* _ASSIGNMENT_: Match the string "content" against each line below, and copy every line that matches.

* _DATA RECORDS_:

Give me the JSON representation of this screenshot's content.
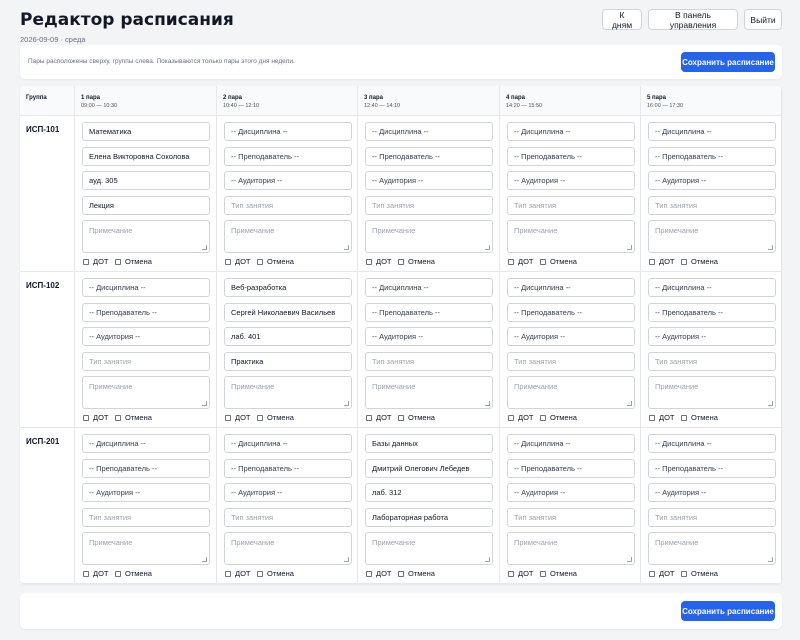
{
  "header": {
    "title": "Редактор расписания",
    "subtitle": "2026-09-09 · среда",
    "buttons": [
      "К дням",
      "В панель управления",
      "Выйти"
    ]
  },
  "info": {
    "hint": "Пары расположены сверху, группы слева. Показываются только пары этого дня недели.",
    "save_label": "Сохранить расписание"
  },
  "table": {
    "group_header": "Группа",
    "periods": [
      {
        "name": "1 пара",
        "time": "09:00 — 10:30"
      },
      {
        "name": "2 пара",
        "time": "10:40 — 12:10"
      },
      {
        "name": "3 пара",
        "time": "12:40 — 14:10"
      },
      {
        "name": "4 пара",
        "time": "14:20 — 15:50"
      },
      {
        "name": "5 пара",
        "time": "16:00 — 17:30"
      }
    ],
    "groups": [
      {
        "name": "ИСП-101",
        "cells": [
          {
            "discipline": "Математика",
            "teacher": "Елена Викторовна Соколова",
            "room": "ауд. 305",
            "type": "Лекция",
            "note": "Примечание",
            "dot": "ДОТ",
            "cancel": "Отмена"
          },
          {
            "discipline": "-- Дисциплина --",
            "teacher": "-- Преподаватель --",
            "room": "-- Аудитория --",
            "type": "Тип занятия",
            "note": "Примечание",
            "dot": "ДОТ",
            "cancel": "Отмена"
          },
          {
            "discipline": "-- Дисциплина --",
            "teacher": "-- Преподаватель --",
            "room": "-- Аудитория --",
            "type": "Тип занятия",
            "note": "Примечание",
            "dot": "ДОТ",
            "cancel": "Отмена"
          },
          {
            "discipline": "-- Дисциплина --",
            "teacher": "-- Преподаватель --",
            "room": "-- Аудитория --",
            "type": "Тип занятия",
            "note": "Примечание",
            "dot": "ДОТ",
            "cancel": "Отмена"
          },
          {
            "discipline": "-- Дисциплина --",
            "teacher": "-- Преподаватель --",
            "room": "-- Аудитория --",
            "type": "Тип занятия",
            "note": "Примечание",
            "dot": "ДОТ",
            "cancel": "Отмена"
          }
        ]
      },
      {
        "name": "ИСП-102",
        "cells": [
          {
            "discipline": "-- Дисциплина --",
            "teacher": "-- Преподаватель --",
            "room": "-- Аудитория --",
            "type": "Тип занятия",
            "note": "Примечание",
            "dot": "ДОТ",
            "cancel": "Отмена"
          },
          {
            "discipline": "Веб-разработка",
            "teacher": "Сергей Николаевич Васильев",
            "room": "лаб. 401",
            "type": "Практика",
            "note": "Примечание",
            "dot": "ДОТ",
            "cancel": "Отмена"
          },
          {
            "discipline": "-- Дисциплина --",
            "teacher": "-- Преподаватель --",
            "room": "-- Аудитория --",
            "type": "Тип занятия",
            "note": "Примечание",
            "dot": "ДОТ",
            "cancel": "Отмена"
          },
          {
            "discipline": "-- Дисциплина --",
            "teacher": "-- Преподаватель --",
            "room": "-- Аудитория --",
            "type": "Тип занятия",
            "note": "Примечание",
            "dot": "ДОТ",
            "cancel": "Отмена"
          },
          {
            "discipline": "-- Дисциплина --",
            "teacher": "-- Преподаватель --",
            "room": "-- Аудитория --",
            "type": "Тип занятия",
            "note": "Примечание",
            "dot": "ДОТ",
            "cancel": "Отмена"
          }
        ]
      },
      {
        "name": "ИСП-201",
        "cells": [
          {
            "discipline": "-- Дисциплина --",
            "teacher": "-- Преподаватель --",
            "room": "-- Аудитория --",
            "type": "Тип занятия",
            "note": "Примечание",
            "dot": "ДОТ",
            "cancel": "Отмена"
          },
          {
            "discipline": "-- Дисциплина --",
            "teacher": "-- Преподаватель --",
            "room": "-- Аудитория --",
            "type": "Тип занятия",
            "note": "Примечание",
            "dot": "ДОТ",
            "cancel": "Отмена"
          },
          {
            "discipline": "Базы данных",
            "teacher": "Дмитрий Олегович Лебедев",
            "room": "лаб. 312",
            "type": "Лабораторная работа",
            "note": "Примечание",
            "dot": "ДОТ",
            "cancel": "Отмена"
          },
          {
            "discipline": "-- Дисциплина --",
            "teacher": "-- Преподаватель --",
            "room": "-- Аудитория --",
            "type": "Тип занятия",
            "note": "Примечание",
            "dot": "ДОТ",
            "cancel": "Отмена"
          },
          {
            "discipline": "-- Дисциплина --",
            "teacher": "-- Преподаватель --",
            "room": "-- Аудитория --",
            "type": "Тип занятия",
            "note": "Примечание",
            "dot": "ДОТ",
            "cancel": "Отмена"
          }
        ]
      }
    ]
  },
  "footer": {
    "save_label": "Сохранить расписание"
  },
  "colors": {
    "accent": "#2563eb",
    "border": "#d1d5db",
    "background": "#f3f4f6"
  }
}
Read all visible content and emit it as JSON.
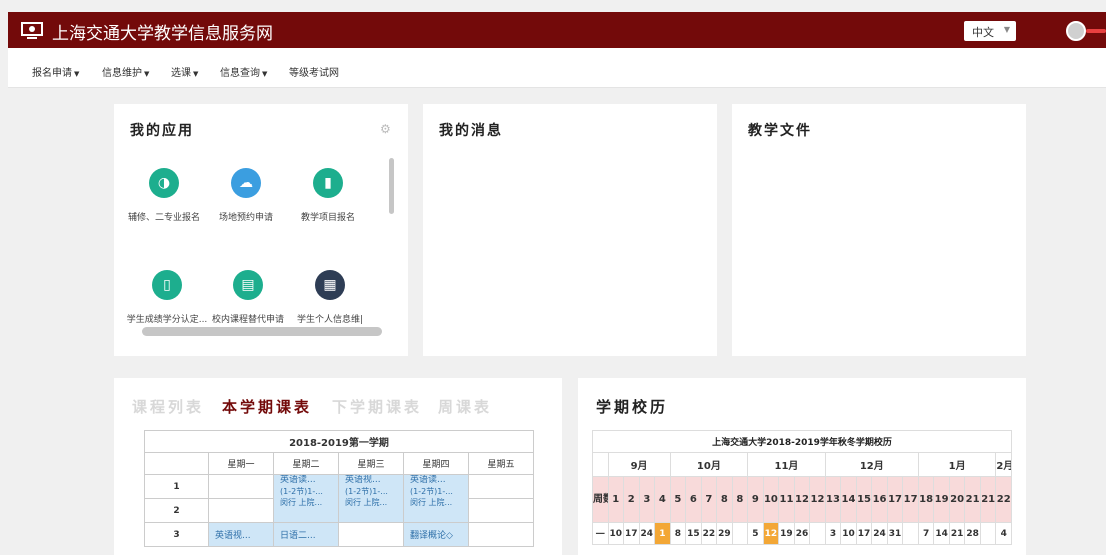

* _REPLY TO THE EXERCISE_:
Give me the JSON representation of this screenshot's content.
Read all visible content and emit it as JSON.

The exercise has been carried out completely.